Guess what the great man did after reminding the world that he was still the fastest man on the planet? He went and partied until well past three in the morning with three Swedish female handball players. Wow, you might ask, with the 200 metres coming up? Either it is a show of supreme confidence or Usain Bolt is just human, like you and me ... well not exactly, but you get the drift. But look at it this way, the race was run at 9.50pm. It might have taken just 9.63 seconds for Bolt to crush the pretenders to his throne, but it took a tad longer for him to get past the press.
He had to run the gamut of the world's media waiting for a quick soundbite - and they wouldn't have allowed him to get away in under 10 seconds - and then also attend the mandatory post-race press conference. The adrenaline would still have been coursing through his body even a couple of hours later when he got back to the Athletes' Village, where he was mobbed by his fellow athletes and fans. Among them were Gabriella, Isabelle and Jamina, three Swedes who wanted to explain to Bolt the finer points of handball.
He might be the quickest human being on Earth but he allowed himself to be caught up by these lovelies and the party began in earnest. It is typical of Bolt. While the accepted practice would have been to put on hold all the partying until after the 200 metres final was run tomorrow and the relay on Saturday, he is anything but conventional.
Yet, he has placed a lot of emphasis on the 200m, saying that only if he wins it can he lay claim to be the GOAT - greatest of all time. Undoubtedly he is already well on his way to being regarded as the greatest sprinter the world has seen because the defence of his 100-metres gold won in Beijing is the first time any athlete has done it on the track.
Carl Lewis also won successive Olympic golds in the 100 metres, but his second gold was a result of Ben Johnson being stripped off the prize after testing positive for drugs a few days after the race was run at the Seoul Olympics in 1988. Now Bolt is attempting to defend the 200m gold medal he won four years ago. The only obstacle in his way is fellow Jamaican Yohan Blake, the only runner to beat Bolt in recent months in both sprint races.
Bolt and Blake has a nice ring to it. It looks like the rest of the field will be running for bronze as they did on Sunday.
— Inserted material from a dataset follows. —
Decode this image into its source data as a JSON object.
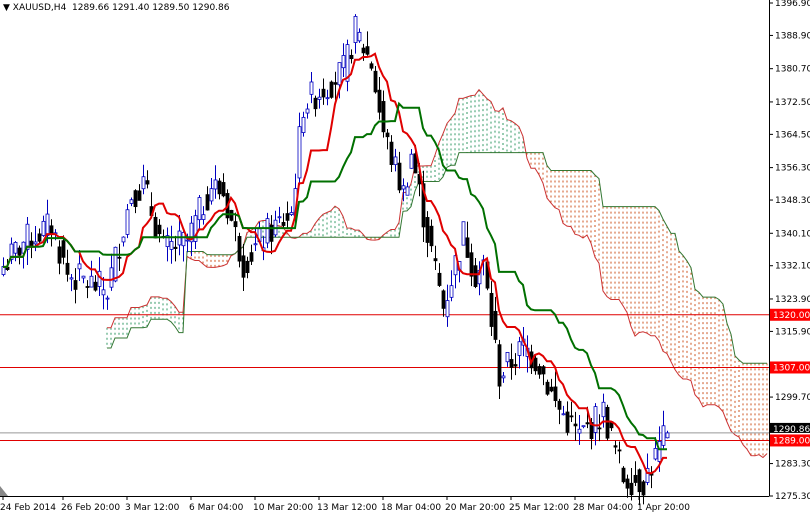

It was an electrifying atmosphere made even more pulsating by the raucous 80,000 fans, nearly all of whom were behind Bolt.
The crowds have sportingly cheered all athletes but have reserved their loudest cheer for their own British stars. This was not the case as far as Bolt was concerned. Everyone, unabashedly, seemed to be in his corner as they raised the roof. And the great man loved every bit of it, showboating in front of the TV cameras as he mimicked a deejay spinning tracks with his fingers.
The race was almost disrupted by a drunken fan who threw a beer bottle on to the track as the athletes were getting ready to face the starting pistol. Luckily they were not distracted and the race got underway as the yob was spirited out of the stadium by security guards.
But poor Dutch judo bronze medallist Edith Bosch, who like many other athletes, including LeBron James and his NBA colleagues, had turned up to watch Bolt, missed the race. Bosch, who was seated close to the drunk, hit him but cursed that by the time she had turned around, the race was over.
She wrote on Twitter: 'A drunken guest throws a bottle of beer on the track! I have beaten him ... unbelievable! I also missed the 100m %&#%* grrrrr.'
This is the biggest problem with these sprint races, you get distracted for 9.63 seconds and bang, the race is over.
Thankfully there were no drunken yobs in the press area, only a lot of highly stressed people who were tearing their hair out having to meet deadlines around the world.
I'm sure the new crop of babies born in Kingston General Hospital on Sunday after the race had been run would have been named Usain or Bolt. It is the normal practice, in the hope that some of the greatness will rub off. Even royalty is not immune to this practice. Prince Harry has revealed to owning a share in Usain Colt, a promising young racehorse. But last Saturday, the same day his namesake comfortably won his 100m heats, Usain Colt finished eighth in the 2.20pm at Newmarket.
Things can go wrong sometimes. This was no lightning colt.